While the Internet Corporation for Assigned Names and Numbers is a nonprofit, over the course of it’s 15 years in existence it’s created a tremendous amount of wealth. As the organization responsible for creating new subdomains on the Internet, ICANN, as it’s known, decides what makes up the Internet. While it started with just .com, .edu, .gov and .mil, it’s expanded a lot since then. Until 2011, the number of general top level domains (gTLDs) was fixed at 22 for non country-specific domains.
In 2011, however, that restriction was lifted to provide any entity—person, place or thing—the ability to register a domain for commercial use. Since then a total of 1,930 and new applications have been submitted to ICANN and 1,271 have been approved. These include domains ranging from .jobs, sponsored by the Society for Human Resource Management to .xxx, which is privately funded. The latest entrant into the gTLD universe is .tickets and over the next three to five months, .tickets domains may start popping up across the Web. While it’s a prime extension, it remains to be seen how it will be impact the way tickets are purchased online.
The auction for the .tickets domain concluded last week and, like many other gTLDs, it went to a private auction. The auction consisted of five participants was won by UK-based Accent media. According to a press release issued on Tuesday “The company will offer domain names to approved organisations to provide safer online ticket sales.” To secure the domain, Accent received a $1.62 million investment from publicly traded Centralnic, the GoDaddy of UK Internet domains.
As part of the investment, Centralnic will become the exclusive wholesaler and retail partner for the .tickets TLD. According to Centralnic, “The .tickets Top-Level Domain will be a compelling new tool to assist consumers to easily identify legitimate and trusted ticket sales…empowering venues, entertainers and sports organizations to improve their use of the internet for fans to purchase tickets.” In a future world of ticket buying, it appears that Centralnic would like to be the arbiter of legitimate ticket sellers.

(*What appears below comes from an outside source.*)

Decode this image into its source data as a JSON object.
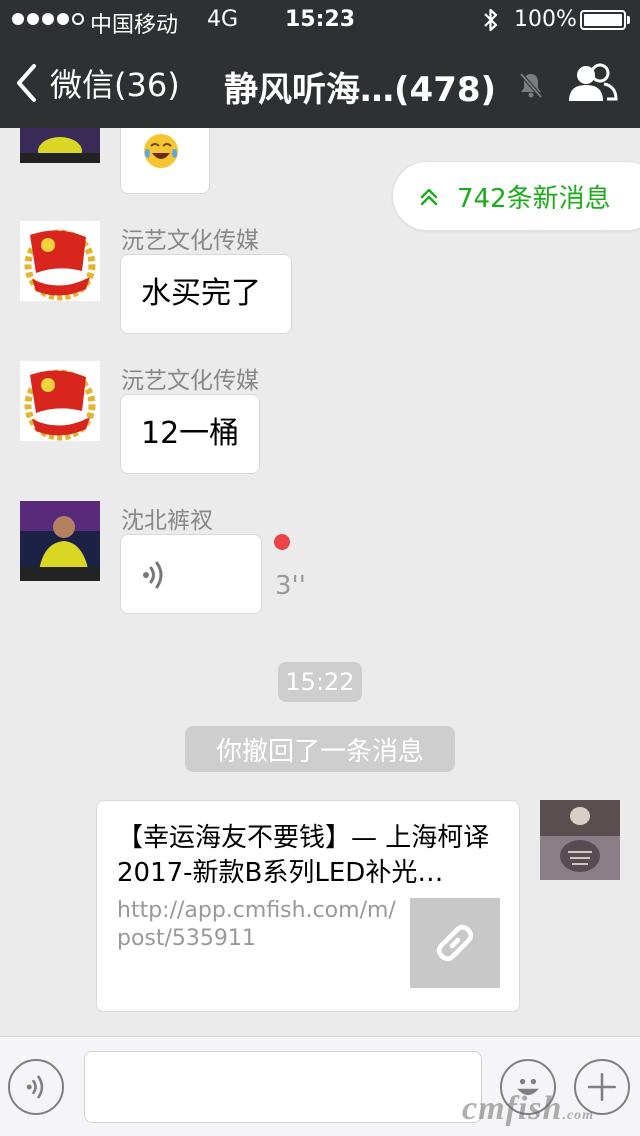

If Centralnic has its way, consumers looking for anything from Denver Broncos tickets to tickets to Derek Jeter’s final game would be shopping at Yankees.tickets or Broncos.tickets instead of choosing from the array of sites out there on the Web that compete for your business. While there’s no question that security has always been a major issue in the world of ticketing, there are lots of existing mechanisms to help consumers avoid being ripped off.
The biggest of these may be Google, which, indirectly, is the biggest seller of tickets on the Internet. Google leverages the collective wisdom of backlinks to recommend where you should buy tickets. Not surprisingly, the top results are usually from the team or venue as well as big-name secondary sellers like StubHub and TicketNetwork.
“It’s hard to see how a single, for-profit organization can be the arbiter of trustworthiness in the ticketing space,” said Don Vacarro, TicketNetwork’s CEO.
TicketNetwork was one of five companies to participate in the auction. Unlike Centralnic’s vision of limiting the .tickets domains, Vacarro had planned a lower-cost approach that would have allowed anyone to purchase a .tickets domain. “Leading consumers to believe that there’s only one legitimate place to buy tickets online could drive prices up because consumers believe choice is limited,” added Vacarro.
In addition to TicketNetwork, Accent also beat out Donuts.co, a Seattle-based company formed in 2011 with the purpose of capitalizing on the new wave of gTLDs released by ICANN. Since 2011, Donuts has registered 307 domains including .pizza, .events and even .domains itself. The also own .fail. Whether .tickets falls into that category or is closer to .money—another domain ICANN recently auctioned off by ICANN—remains to be seen. More